[Listed records Boundary: Start]
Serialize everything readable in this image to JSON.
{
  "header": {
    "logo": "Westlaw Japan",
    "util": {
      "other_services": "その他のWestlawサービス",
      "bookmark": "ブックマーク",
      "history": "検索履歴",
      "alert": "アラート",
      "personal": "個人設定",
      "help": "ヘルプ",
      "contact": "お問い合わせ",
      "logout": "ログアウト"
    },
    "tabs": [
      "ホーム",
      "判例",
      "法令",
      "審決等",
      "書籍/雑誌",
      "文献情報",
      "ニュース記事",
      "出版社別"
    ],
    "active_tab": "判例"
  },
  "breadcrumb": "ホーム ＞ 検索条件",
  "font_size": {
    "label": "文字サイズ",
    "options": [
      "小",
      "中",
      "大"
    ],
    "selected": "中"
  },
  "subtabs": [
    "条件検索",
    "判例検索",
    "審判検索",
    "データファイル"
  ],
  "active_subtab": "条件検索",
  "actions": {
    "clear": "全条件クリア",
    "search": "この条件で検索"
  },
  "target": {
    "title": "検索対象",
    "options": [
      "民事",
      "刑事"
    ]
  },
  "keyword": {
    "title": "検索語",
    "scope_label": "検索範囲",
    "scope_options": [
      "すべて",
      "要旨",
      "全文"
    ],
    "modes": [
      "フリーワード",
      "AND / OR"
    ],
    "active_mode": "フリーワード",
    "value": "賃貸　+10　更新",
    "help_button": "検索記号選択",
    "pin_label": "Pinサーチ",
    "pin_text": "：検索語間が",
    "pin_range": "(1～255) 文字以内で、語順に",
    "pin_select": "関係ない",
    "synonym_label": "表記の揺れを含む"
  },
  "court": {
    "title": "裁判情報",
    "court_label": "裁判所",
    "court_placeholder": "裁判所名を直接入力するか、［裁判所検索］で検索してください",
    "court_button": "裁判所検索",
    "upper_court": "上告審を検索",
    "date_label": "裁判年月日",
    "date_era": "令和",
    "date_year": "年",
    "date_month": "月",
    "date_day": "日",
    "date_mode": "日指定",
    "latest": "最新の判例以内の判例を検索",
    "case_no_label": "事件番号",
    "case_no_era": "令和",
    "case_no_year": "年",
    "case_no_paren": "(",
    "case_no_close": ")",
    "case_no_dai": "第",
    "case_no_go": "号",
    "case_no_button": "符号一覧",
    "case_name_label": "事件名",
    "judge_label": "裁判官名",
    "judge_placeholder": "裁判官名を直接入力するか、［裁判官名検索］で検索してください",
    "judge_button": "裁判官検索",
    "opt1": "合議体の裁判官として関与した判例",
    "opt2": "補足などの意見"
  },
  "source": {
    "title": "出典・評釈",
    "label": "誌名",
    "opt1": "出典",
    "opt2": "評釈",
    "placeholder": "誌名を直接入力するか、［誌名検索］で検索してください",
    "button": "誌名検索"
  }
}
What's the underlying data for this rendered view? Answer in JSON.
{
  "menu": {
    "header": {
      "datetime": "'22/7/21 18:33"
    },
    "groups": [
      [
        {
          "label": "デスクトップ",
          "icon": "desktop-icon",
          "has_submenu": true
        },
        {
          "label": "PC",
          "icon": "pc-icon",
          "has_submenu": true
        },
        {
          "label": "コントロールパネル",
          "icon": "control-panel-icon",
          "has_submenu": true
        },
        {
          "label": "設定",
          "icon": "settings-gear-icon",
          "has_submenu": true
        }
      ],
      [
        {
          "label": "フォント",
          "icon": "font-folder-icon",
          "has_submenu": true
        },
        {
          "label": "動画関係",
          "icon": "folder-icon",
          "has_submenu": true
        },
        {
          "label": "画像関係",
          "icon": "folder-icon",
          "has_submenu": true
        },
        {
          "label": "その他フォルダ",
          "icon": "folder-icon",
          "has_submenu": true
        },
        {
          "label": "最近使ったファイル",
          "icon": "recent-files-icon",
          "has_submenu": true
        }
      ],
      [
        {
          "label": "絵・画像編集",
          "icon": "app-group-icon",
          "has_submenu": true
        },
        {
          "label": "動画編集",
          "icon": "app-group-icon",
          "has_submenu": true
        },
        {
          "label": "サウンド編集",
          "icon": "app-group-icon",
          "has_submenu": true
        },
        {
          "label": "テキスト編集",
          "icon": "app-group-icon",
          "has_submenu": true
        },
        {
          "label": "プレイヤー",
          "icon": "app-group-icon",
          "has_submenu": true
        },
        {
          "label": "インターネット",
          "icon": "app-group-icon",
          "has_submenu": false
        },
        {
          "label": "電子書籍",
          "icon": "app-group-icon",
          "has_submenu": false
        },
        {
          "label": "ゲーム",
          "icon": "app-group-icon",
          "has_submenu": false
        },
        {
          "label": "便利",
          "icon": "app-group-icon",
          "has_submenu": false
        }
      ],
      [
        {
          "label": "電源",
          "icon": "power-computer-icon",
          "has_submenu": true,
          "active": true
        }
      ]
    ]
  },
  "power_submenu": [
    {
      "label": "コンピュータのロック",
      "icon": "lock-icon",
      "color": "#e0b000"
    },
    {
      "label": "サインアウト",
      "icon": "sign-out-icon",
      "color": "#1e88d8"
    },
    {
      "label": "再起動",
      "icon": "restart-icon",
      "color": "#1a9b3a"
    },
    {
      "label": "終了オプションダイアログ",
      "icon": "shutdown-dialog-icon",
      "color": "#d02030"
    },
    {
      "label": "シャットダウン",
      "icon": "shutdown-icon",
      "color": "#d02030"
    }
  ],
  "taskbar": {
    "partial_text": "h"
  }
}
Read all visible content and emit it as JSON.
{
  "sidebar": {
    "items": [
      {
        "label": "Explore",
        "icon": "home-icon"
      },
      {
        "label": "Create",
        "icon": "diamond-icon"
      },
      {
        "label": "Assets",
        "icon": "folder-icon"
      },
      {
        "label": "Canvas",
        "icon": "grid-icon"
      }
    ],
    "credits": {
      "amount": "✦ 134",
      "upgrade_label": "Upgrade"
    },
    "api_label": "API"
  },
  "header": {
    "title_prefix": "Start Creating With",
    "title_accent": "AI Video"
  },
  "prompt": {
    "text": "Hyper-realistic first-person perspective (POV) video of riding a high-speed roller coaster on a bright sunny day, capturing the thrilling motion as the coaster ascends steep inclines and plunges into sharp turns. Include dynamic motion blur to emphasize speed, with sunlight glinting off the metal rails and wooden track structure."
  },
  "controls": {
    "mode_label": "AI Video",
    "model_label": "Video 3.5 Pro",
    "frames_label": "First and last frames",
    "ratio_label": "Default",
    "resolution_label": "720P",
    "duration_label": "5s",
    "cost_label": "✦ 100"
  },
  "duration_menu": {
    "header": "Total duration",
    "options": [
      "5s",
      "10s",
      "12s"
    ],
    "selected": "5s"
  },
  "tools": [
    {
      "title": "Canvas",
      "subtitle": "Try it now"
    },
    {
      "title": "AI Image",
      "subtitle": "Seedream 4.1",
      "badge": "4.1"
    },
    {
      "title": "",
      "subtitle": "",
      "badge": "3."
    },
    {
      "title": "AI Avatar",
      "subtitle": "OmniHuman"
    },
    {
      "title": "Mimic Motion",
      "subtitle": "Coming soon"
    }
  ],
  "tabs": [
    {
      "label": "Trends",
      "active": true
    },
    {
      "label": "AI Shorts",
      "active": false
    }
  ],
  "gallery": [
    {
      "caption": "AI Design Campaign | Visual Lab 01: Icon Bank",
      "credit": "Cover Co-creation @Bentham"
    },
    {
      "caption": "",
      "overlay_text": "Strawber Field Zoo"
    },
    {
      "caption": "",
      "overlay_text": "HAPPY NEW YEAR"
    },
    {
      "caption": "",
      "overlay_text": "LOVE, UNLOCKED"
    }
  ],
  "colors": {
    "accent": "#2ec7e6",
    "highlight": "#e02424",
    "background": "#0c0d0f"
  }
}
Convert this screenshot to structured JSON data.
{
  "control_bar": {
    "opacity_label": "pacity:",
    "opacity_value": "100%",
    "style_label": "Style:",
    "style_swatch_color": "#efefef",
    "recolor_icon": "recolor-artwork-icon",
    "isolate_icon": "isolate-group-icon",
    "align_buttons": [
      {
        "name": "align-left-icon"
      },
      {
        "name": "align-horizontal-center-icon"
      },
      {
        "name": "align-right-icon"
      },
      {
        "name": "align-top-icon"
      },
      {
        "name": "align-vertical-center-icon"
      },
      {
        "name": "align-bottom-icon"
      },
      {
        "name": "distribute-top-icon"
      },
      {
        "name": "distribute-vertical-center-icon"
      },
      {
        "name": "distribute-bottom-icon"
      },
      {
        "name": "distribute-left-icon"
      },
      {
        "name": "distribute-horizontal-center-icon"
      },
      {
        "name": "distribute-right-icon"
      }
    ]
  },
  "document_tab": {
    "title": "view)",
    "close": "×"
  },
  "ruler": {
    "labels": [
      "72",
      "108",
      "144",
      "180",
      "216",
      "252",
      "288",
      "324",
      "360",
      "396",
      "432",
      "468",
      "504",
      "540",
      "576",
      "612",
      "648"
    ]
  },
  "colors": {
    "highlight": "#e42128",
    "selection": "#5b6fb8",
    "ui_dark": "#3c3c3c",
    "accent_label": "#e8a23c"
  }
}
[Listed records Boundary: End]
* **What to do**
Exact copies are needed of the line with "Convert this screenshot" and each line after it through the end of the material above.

* **Output of the exercise**
Convert this screenshot to structured JSON data.
{
  "control_bar": {
    "opacity_label": "pacity:",
    "opacity_value": "100%",
    "style_label": "Style:",
    "style_swatch_color": "#efefef",
    "recolor_icon": "recolor-artwork-icon",
    "isolate_icon": "isolate-group-icon",
    "align_buttons": [
      {
        "name": "align-left-icon"
      },
      {
        "name": "align-horizontal-center-icon"
      },
      {
        "name": "align-right-icon"
      },
      {
        "name": "align-top-icon"
      },
      {
        "name": "align-vertical-center-icon"
      },
      {
        "name": "align-bottom-icon"
      },
      {
        "name": "distribute-top-icon"
      },
      {
        "name": "distribute-vertical-center-icon"
      },
      {
        "name": "distribute-bottom-icon"
      },
      {
        "name": "distribute-left-icon"
      },
      {
        "name": "distribute-horizontal-center-icon"
      },
      {
        "name": "distribute-right-icon"
      }
    ]
  },
  "document_tab": {
    "title": "view)",
    "close": "×"
  },
  "ruler": {
    "labels": [
      "72",
      "108",
      "144",
      "180",
      "216",
      "252",
      "288",
      "324",
      "360",
      "396",
      "432",
      "468",
      "504",
      "540",
      "576",
      "612",
      "648"
    ]
  },
  "colors": {
    "highlight": "#e42128",
    "selection": "#5b6fb8",
    "ui_dark": "#3c3c3c",
    "accent_label": "#e8a23c"
  }
}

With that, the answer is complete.